Starting in the 1973 model year, General Motors introduced the “Rounded Line” family of C/K-series Chevrolet and GMC trucks, and sales of the pickup versions continued all the way through 1987. Nice examples of these trucks can sell for large money, but the junkyard teaches us that not all collectible vehicles are worth rescuing and fixing up. Here’s a reinforcement of that lesson, courtesy of a first-year GMC C2500 Camper Special with the high-zoot Sierra Grande trim level, found in a self-service yard just outside of Denver, Colorado.

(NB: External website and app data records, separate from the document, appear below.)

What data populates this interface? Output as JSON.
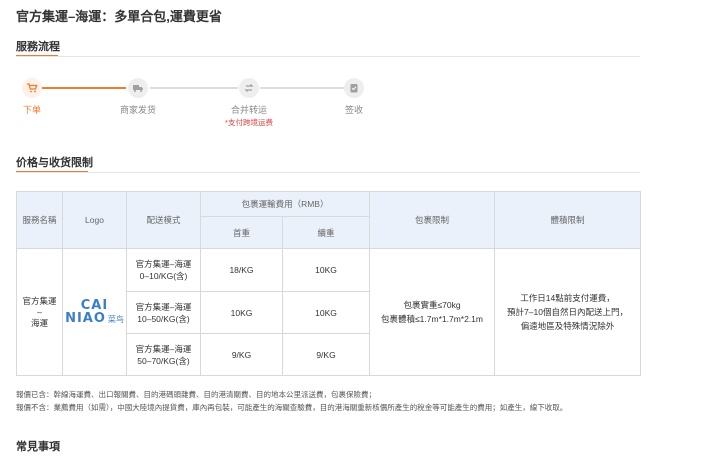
{
  "page": {
    "title": "官方集運–海運：多單合包,運費更省"
  },
  "process": {
    "title": "服務流程",
    "steps": [
      {
        "label": "下单",
        "icon": "cart-icon",
        "active": true
      },
      {
        "label": "商家发货",
        "icon": "truck-icon",
        "active": false
      },
      {
        "label": "合并转运",
        "icon": "transfer-icon",
        "active": false,
        "note": "*支付跨境运费"
      },
      {
        "label": "签收",
        "icon": "clipboard-check-icon",
        "active": false
      }
    ],
    "accent_color": "#f07a2e"
  },
  "pricing": {
    "title": "价格与收货限制",
    "headers": {
      "service_name": "服務名稱",
      "logo": "Logo",
      "mode": "配送模式",
      "fee_group": "包裹運輸費用（RMB）",
      "first_weight": "首重",
      "extra_weight": "續重",
      "package_limit": "包裹限制",
      "volume_limit": "體積限制"
    },
    "service": {
      "name_line1": "官方集運",
      "name_line2": "–",
      "name_line3": "海運",
      "logo_text_top": "CAI",
      "logo_text_bottom": "NIAO",
      "logo_cn": "菜鸟"
    },
    "rows": [
      {
        "mode_line1": "官方集運–海運",
        "mode_line2": "0–10/KG(含)",
        "first": "18/KG",
        "extra": "10KG"
      },
      {
        "mode_line1": "官方集運–海運",
        "mode_line2": "10–50/KG(含)",
        "first": "10KG",
        "extra": "10KG"
      },
      {
        "mode_line1": "官方集運–海運",
        "mode_line2": "50–70/KG(含)",
        "first": "9/KG",
        "extra": "9/KG"
      }
    ],
    "package_limit_line1": "包裹實重≤70kg",
    "package_limit_line2": "包裹體積≤1.7m*1.7m*2.1m",
    "volume_limit_line1": "工作日14點前支付運費，",
    "volume_limit_line2": "預計7–10個自然日內配送上門，",
    "volume_limit_line3": "偏遠地區及特殊情況除外",
    "header_bg": "#eaf1fb"
  },
  "notes": {
    "included": "報價已含：幹線海運費、出口報關費、目的港碼頭雜費、目的港清關費、目的地本公里派送費，包裹保險費；",
    "excluded": "報價不含：業薦費用（如需），中國大陸境內提貨費，庫內再包裝，可能產生的海關查驗費，目的港海關重新核價所產生的稅金等可能產生的費用；如產生，線下收取。"
  },
  "faq": {
    "title": "常見事項"
  }
}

I’m no GM truck expert, but I know enough to stay clear of the battles over what to call this pickup. Let’s just say it’s a three-quarter-ton, rear-wheel-drive third-gen C-Series with really cool badges. Yes, I bought this badge for my garage wall, and it was totally worth the $4.23.
GM came up with the Camper Special package during the late 1960s, when removable pickup campers became popular, and for 1973 it included heavy-duty springs and a wiring harness made to plug into the connectors on slide-in truck campers. It also included woodsy-looking badges, but someone pried the ones off this truck before I could buy them.
This may well have been a one-owner truck, because it still had original warranty paperwork inside. Here we see that it was purchased new on August 2, 1973 (which happens to be the day that George Brett got his very first hit in the big leagues) by a resident of Compton, California. Yes, that Compton.
The build tag tells us that this Camper Special was born at the Fremont Assembly plant in California, which became the GM-Toyota NUMMI venture in 1984 and is now the Tesla Factory. I think most 1973 C/K pickups sold new in Colorado would have come from Pontiac Assembly in Michigan.
There was a time, not many years ago, when a genuine 454-cubic-inch (that’s 7.4 liters to those of you sweating under the oppressive weight of the French Empire’s Measurement System) big-block Chevrolet engine would have been yanked out and purchased within hours of hitting the rows of a yard like this. These days, engine-swappers can get more power with less weight from any number of donor vehicles. If this engine is the original 454, it was rated at 240 horsepower and 355 pound-feet (down from 270 hp in 1972 due to emissions-related changes). This truck had a three-speed automatic transmission, like most optioned-up Detroit pickups of its era.
The interior is mostly gone, but the Sierra Grande got the nicest upholstery and appointments of all GMC pickups and this would have been a very luxurious truck by 1973 standards (by 2022 standards, it would be considered intolerably cramped and noisy, with every new-truck reviewer on the planet wearing out thesaurus pages looking for creatively venomous ways to describe the unapologetically petrochemically-derived cab materials).
There’s some rust, but it’s not a basket-case truck by any means. You’d think a factory-big-block Sierra Grande Camper Special in this condition would have been worth the cost of a basic restoration, even without four-wheel-drive, but here it sits (not far from the very solid ’66 Mustang that couldn’t even get $550 at auction).
This is a Chevrolet commercial, but all the features you see in it apply equally to the nearly-identical GMC counterparts.